The first tropical storm of the year, Arthur, is now off the coast of Florida and moving north along the eastern US shoreline. It is predicted to become a hurricane tomorrow and make landfall in Nova Scotia Saturday night. This will no doubt keep the CBC aflutter for the next few days, and the Overhyped HRM Storm Twitter feed is already on it. But we’ll keep with our favourite weather man, Frankie MacDonald, who reminds us to keep our rain boots on the ready and to buy cases of Pepsi and Coke:
Those hippy students are going to steal your lunch
The anger directed at the divestment movement is fascinating. On the one side, there are the filthy rich oil companies (Exxon Mobile is the largest corporation on the planet, and were it a country it’d have a GDP larger than Thailand‘s), which spend millions of dollars funding bogus “research” and climate change denying organizations. On the other side, there are a couple of dozen college students carrying placards. Guess who the Chronicle Herald sides with? When your business model is dependent upon advertising, hippy punching will necessarily be your editorial default.
Those ubiquitous crappy Chinese buffets? Blame Jan Wong’s father.
Northwest Planning Advisory Committee (7pm, Sackville Public Library, 636 Sackville Drive)—There are two development application under discussion. The first is for two four-storey apartment buildings with a total of 124 units, at 8 Walker Avenue and 732 Old Sackville Road in Lower Sackville. The second is for 32 townhouses and one four-storey apartment building with 64 units, at 26 and 34 Walker Service Road in Lower Sackville. The NPAC doesn’t have the power to make decisions on the proposals, but they can weigh in them, as both would require a change in zoning and planning codes.
Bev Keddy is a “computer guy” with the province who has an intense interest in local media, and especially in radio. On his blog, Bevboy’s Blog, he chronicles the ever-turbulent radio industry, the purchases and buy-outs, the re-formatting and closures, and the comings and goings of radio personalities. His insights are better than anything I’ve seen in traditional media, and really someone ought to hire him on as a columnist. Today, Bev has an interview with Courtney Amirault, the good-humoured mid-day host at Live 105. It’s worth a read.

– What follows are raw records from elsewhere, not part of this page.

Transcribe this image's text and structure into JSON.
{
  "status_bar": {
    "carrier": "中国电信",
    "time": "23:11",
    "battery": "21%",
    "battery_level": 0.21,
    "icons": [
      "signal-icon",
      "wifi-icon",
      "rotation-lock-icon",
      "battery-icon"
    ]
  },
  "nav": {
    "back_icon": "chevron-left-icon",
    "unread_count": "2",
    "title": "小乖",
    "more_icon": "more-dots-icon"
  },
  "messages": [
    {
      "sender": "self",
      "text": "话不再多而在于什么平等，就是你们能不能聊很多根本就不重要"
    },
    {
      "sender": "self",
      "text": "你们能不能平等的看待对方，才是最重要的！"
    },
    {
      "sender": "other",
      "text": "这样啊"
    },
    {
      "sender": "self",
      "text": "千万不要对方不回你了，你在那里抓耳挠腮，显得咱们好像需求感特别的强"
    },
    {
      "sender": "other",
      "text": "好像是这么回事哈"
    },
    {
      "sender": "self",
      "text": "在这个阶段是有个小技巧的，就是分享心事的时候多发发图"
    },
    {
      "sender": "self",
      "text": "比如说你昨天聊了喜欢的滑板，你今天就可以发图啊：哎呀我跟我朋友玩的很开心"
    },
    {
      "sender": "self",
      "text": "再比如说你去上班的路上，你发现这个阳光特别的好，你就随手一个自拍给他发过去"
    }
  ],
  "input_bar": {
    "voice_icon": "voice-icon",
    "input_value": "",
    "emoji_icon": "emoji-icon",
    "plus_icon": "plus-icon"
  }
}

In the harbour
(click on vessel names to see pictures and more information about the ships)
Dalian Express, container ship, Suez Canal to Fairview Cove
Atlantic Conveyor, “ro-ro” container ship, Liverpool, England to Fairview Cove
Zim New York, container ship,New York to Halterm Pier 42
California Highway, vehicles carrier, Emden, Germany to Autoport
Aliki (no info available), to anchor for CFIA Inspection
FS Laplace, French Hydrographic survey ship, to Sea at 0900
Beate Oldendorff, ore carrier, to Sea
Zim New York, container ship, to Kingston, Jamaica
Atlantic Conveyor, ro-ro container ship that had pulled into Autoport earlier, to New York
Fulmar, a French naval patrol boat stationed on St. Pierre and Miquelon, will be in port July 3-8 as part of the Halifax-St. Pierre yacht race.
The CFIA inspection mentioned above is for Asian Gypsy Moths, an invasive species that is already present in Canada. Inspections for ships going inland happen in Halifax, since we already have them.
Dan Brennan has alerted the Twitterverse to Winston Churchill’s mohawk: